Nobody cares about me, whether I live or die.
Nobody seems to care because you don't seem to care about yourself. You have to care first, if you like yourself others will like you too.
There's nothing to like.
There's a lot to like if you wouldn't try to be something you're not. It don't work. I know. You're gonna find out now and save yourself a lot of grieve.
See more »
Blue Hawaii, the title song of this film, was originally from the score of another Paramount film Waikiki Wedding which starred Bing Crosby in 1937. Bing sold a few records of that one, albeit they were 78s back then, and Elvis nicely revives it and sells a few more.
Crosby's film was made to take advantage of a whole lot of publicity he received for a trip to Hawaii. But Paramount as they usually did with his films back they made them on the cheap and Hawaii for Waikiki Wedding was recreated on the back lot.
Bing must have been a little jealous and who could have blamed him when Paramount did this film completely on location in Hawaii for the King. And Elvis got to go back to Hawaii for another film in Paradise, Hawaiian Style.
Elvis got a whole lot of musical numbers here including the title tune which he sings over the opening credits. He does a rockabilly version of the French song Alouette and with different lyrics, the Mexican love ballad, La Paloma. And he borrows a hit from Andy Williams when he reprises the Hawaiian Wedding Song.

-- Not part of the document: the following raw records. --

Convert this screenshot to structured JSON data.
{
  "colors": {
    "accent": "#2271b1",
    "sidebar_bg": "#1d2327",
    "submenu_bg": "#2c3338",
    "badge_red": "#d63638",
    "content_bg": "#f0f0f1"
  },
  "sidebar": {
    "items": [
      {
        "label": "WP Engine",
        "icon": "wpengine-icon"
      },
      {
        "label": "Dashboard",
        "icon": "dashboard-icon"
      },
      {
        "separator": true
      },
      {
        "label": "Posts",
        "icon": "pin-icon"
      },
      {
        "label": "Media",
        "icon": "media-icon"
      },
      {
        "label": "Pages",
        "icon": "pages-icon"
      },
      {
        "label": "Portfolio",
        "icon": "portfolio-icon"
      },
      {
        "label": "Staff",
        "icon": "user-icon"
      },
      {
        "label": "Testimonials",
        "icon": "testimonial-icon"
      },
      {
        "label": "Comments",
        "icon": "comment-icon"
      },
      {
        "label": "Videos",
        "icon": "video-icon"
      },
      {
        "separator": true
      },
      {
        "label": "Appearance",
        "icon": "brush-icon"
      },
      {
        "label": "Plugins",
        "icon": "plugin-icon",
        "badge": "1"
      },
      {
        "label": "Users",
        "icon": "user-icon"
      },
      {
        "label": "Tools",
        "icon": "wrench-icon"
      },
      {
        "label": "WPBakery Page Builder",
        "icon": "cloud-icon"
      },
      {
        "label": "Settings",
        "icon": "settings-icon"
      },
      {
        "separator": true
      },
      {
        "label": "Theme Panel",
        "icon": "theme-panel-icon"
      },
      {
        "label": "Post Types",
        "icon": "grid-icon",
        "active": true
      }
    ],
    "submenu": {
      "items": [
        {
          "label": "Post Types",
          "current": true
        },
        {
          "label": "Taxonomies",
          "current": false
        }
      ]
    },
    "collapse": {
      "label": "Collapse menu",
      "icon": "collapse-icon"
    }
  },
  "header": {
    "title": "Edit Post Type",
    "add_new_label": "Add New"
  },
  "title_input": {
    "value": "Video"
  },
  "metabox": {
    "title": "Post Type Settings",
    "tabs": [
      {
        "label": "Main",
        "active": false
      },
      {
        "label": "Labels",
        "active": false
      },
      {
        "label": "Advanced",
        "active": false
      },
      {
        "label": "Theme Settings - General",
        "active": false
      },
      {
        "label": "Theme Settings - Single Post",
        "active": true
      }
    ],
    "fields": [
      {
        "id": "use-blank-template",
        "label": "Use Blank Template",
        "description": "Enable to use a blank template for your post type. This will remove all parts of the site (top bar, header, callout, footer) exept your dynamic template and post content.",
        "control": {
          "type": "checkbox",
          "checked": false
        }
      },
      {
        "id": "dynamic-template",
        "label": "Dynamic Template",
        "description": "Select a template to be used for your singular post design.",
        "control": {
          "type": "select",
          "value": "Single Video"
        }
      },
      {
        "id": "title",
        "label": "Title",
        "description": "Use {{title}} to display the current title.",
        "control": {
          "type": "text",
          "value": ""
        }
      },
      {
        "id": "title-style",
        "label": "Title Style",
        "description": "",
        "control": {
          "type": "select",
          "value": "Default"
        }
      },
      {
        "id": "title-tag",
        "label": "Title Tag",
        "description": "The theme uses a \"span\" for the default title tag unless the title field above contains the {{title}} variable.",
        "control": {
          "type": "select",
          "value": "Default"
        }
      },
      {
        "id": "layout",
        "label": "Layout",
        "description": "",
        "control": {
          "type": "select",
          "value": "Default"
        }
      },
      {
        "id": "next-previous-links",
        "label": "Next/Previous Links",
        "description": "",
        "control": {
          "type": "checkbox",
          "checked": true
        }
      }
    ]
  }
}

Of course no film set in Hawaii is complete without Aloha Oe. But the big song from this film is one of Presley's greatest Can't Help Falling In Love With You. He sings it during a scene for a birthday party for Joan Blackman's grandmother. It's sort of done in a throwaway manner like the producer's didn't think it would be the big number in the film.
It might surprise Presley fans that this blockbuster hit was also recorded by another RCA Victor artist named Perry Como for one of his albums. Perry does a nice job with it, but it ain't a patch on the King's version.
Elvis is a rich young kid who'd like very much to get out from under Mom and Dad and prove himself. He's even done a hitch in the army, but that doesn't help. Parents are played by Roland Winters and Angela Lansbury.
Angela Lansbury recounted a story where she and her husband had dinner with Colonel Tom Parker and Elvis when they were casting Blue Hawaii. She said Elvis was a nice, polite young man who barely said three words during the dinner. The talk was all from Colonel Tom who was making all kinds of offers to the future Jessica Fletcher to be in this film.
Angela's career was somewhat in a dry spell, she hadn't made The Manchurian Candidate yet or appeared on Broadway in Mame. So she was quite willing to appear.
I gained some insight into how Colonel Parker handled Elvis with that story. If you look at the cast and even the behind the camera credits of his films, you'll see them populated with a whole lot of Hollywood veterans. I'll bet there were many such dinners during Elvis's film career.
To be sure Presley was certainly the Colonel's meal ticket. But I would have to say that he made every effort to see that Elvis and his films were given the best possible production values. I think that's why the King had a long sustained film career until public tastes change which they inevitably do. Also musicals, even Elvis's became too cost prohibitive to produce any more.
Blue Hawaii marks the height of Presley's singing and film career. The Beatles hadn't come on the scene yet, the King was still ruling the roost on the record charts and his films were grossing big box office.
And unless your Bing Crosby and feel a twinge of jealousy that his Hawaii film was done on the cheap, you'll like Blue Hawaii very much. It's nice entertainment from a great entertainer.
24 of 28 people found this review helpful.
Was this review helpful to you?